## Problem to solve
Copy every record exactly as it stands. Leave the pictures out.

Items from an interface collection

######

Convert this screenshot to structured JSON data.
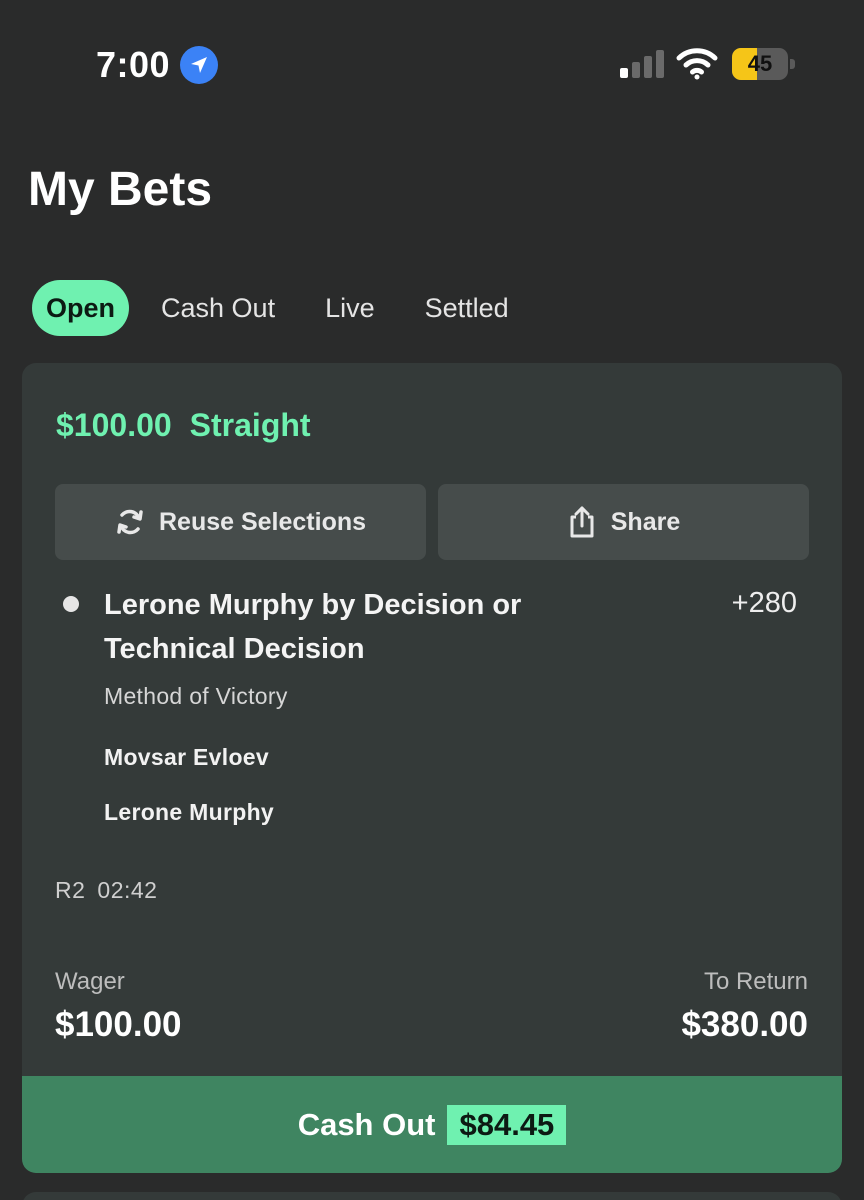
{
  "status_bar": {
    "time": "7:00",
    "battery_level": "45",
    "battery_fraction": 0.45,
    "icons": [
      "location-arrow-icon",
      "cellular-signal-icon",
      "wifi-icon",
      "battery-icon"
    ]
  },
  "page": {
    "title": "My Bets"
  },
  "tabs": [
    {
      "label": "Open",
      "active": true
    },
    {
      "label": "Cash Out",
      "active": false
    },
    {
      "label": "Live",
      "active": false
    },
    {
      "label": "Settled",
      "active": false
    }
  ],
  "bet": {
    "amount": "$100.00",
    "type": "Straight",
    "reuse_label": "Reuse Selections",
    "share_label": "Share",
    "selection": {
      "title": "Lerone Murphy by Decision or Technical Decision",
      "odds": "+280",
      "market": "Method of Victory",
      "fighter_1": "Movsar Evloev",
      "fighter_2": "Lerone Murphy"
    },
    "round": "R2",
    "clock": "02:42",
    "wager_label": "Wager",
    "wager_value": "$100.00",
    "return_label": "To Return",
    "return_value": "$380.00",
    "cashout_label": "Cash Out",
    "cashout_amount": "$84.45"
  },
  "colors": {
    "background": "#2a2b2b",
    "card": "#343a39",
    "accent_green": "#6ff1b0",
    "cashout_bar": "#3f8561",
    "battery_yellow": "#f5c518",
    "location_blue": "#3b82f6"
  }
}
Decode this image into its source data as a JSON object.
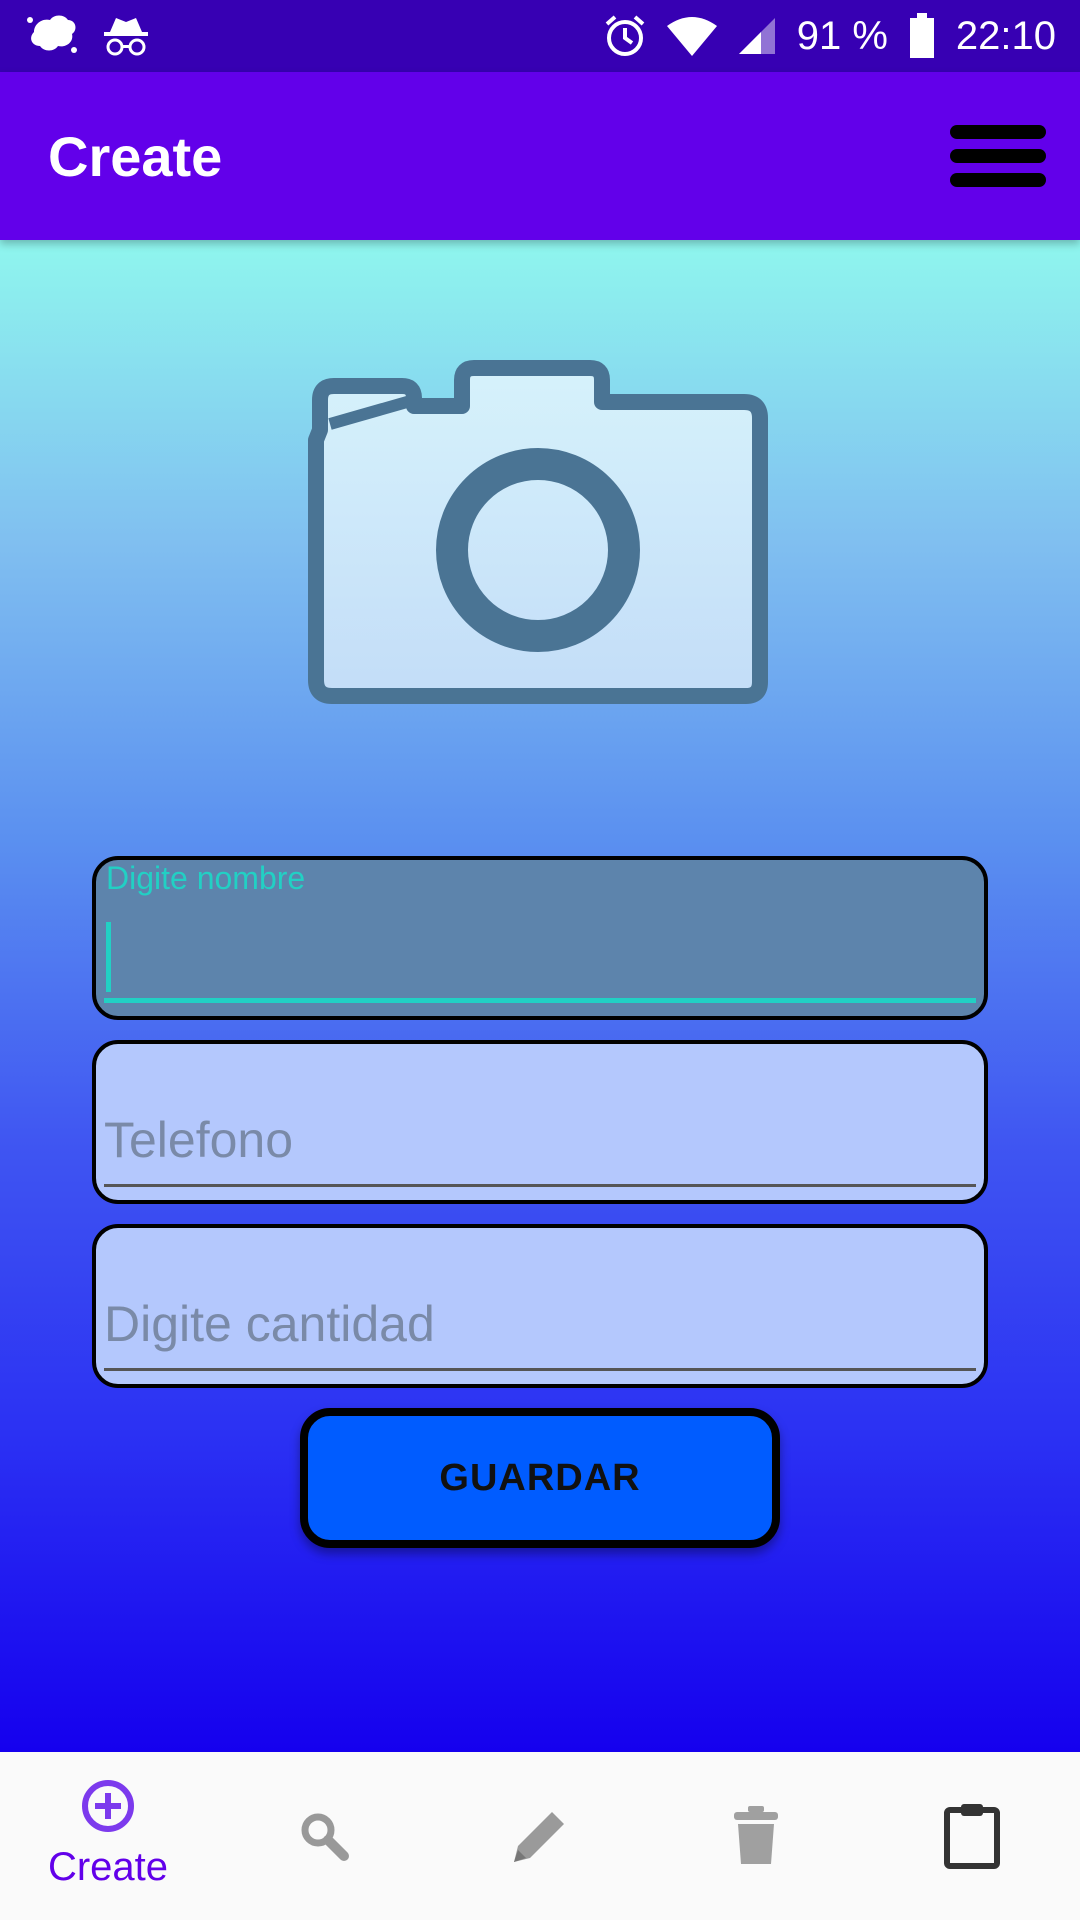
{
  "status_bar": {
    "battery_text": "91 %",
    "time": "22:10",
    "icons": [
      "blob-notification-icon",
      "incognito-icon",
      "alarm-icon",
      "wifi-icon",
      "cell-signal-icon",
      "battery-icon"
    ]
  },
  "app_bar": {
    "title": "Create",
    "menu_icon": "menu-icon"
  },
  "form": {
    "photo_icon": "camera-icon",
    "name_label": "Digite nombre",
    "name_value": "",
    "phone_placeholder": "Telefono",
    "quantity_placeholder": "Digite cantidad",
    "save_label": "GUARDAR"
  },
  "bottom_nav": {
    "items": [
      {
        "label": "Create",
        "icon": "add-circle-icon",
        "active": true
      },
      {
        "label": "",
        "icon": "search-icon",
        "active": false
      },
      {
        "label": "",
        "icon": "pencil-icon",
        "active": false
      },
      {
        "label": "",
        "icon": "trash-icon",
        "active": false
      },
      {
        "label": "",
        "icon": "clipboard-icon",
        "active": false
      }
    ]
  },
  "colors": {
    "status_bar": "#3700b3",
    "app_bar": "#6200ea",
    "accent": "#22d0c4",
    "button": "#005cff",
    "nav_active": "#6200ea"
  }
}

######

## Expected output
Convert this screenshot to structured JSON data.
{
  "status_bar": {
    "time": "7:00",
    "battery_level": "45",
    "battery_fraction": 0.45,
    "icons": [
      "location-arrow-icon",
      "cellular-signal-icon",
      "wifi-icon",
      "battery-icon"
    ]
  },
  "page": {
    "title": "My Bets"
  },
  "tabs": [
    {
      "label": "Open",
      "active": true
    },
    {
      "label": "Cash Out",
      "active": false
    },
    {
      "label": "Live",
      "active": false
    },
    {
      "label": "Settled",
      "active": false
    }
  ],
  "bet": {
    "amount": "$100.00",
    "type": "Straight",
    "reuse_label": "Reuse Selections",
    "share_label": "Share",
    "selection": {
      "title": "Lerone Murphy by Decision or Technical Decision",
      "odds": "+280",
      "market": "Method of Victory",
      "fighter_1": "Movsar Evloev",
      "fighter_2": "Lerone Murphy"
    },
    "round": "R2",
    "clock": "02:42",
    "wager_label": "Wager",
    "wager_value": "$100.00",
    "return_label": "To Return",
    "return_value": "$380.00",
    "cashout_label": "Cash Out",
    "cashout_amount": "$84.45"
  },
  "colors": {
    "background": "#2a2b2b",
    "card": "#343a39",
    "accent_green": "#6ff1b0",
    "cashout_bar": "#3f8561",
    "battery_yellow": "#f5c518",
    "location_blue": "#3b82f6"
  }
}
Decode this image into its source data as a JSON object.
{
  "status_bar": {
    "battery_text": "91 %",
    "time": "22:10",
    "icons": [
      "blob-notification-icon",
      "incognito-icon",
      "alarm-icon",
      "wifi-icon",
      "cell-signal-icon",
      "battery-icon"
    ]
  },
  "app_bar": {
    "title": "Create",
    "menu_icon": "menu-icon"
  },
  "form": {
    "photo_icon": "camera-icon",
    "name_label": "Digite nombre",
    "name_value": "",
    "phone_placeholder": "Telefono",
    "quantity_placeholder": "Digite cantidad",
    "save_label": "GUARDAR"
  },
  "bottom_nav": {
    "items": [
      {
        "label": "Create",
        "icon": "add-circle-icon",
        "active": true
      },
      {
        "label": "",
        "icon": "search-icon",
        "active": false
      },
      {
        "label": "",
        "icon": "pencil-icon",
        "active": false
      },
      {
        "label": "",
        "icon": "trash-icon",
        "active": false
      },
      {
        "label": "",
        "icon": "clipboard-icon",
        "active": false
      }
    ]
  },
  "colors": {
    "status_bar": "#3700b3",
    "app_bar": "#6200ea",
    "accent": "#22d0c4",
    "button": "#005cff",
    "nav_active": "#6200ea"
  }
}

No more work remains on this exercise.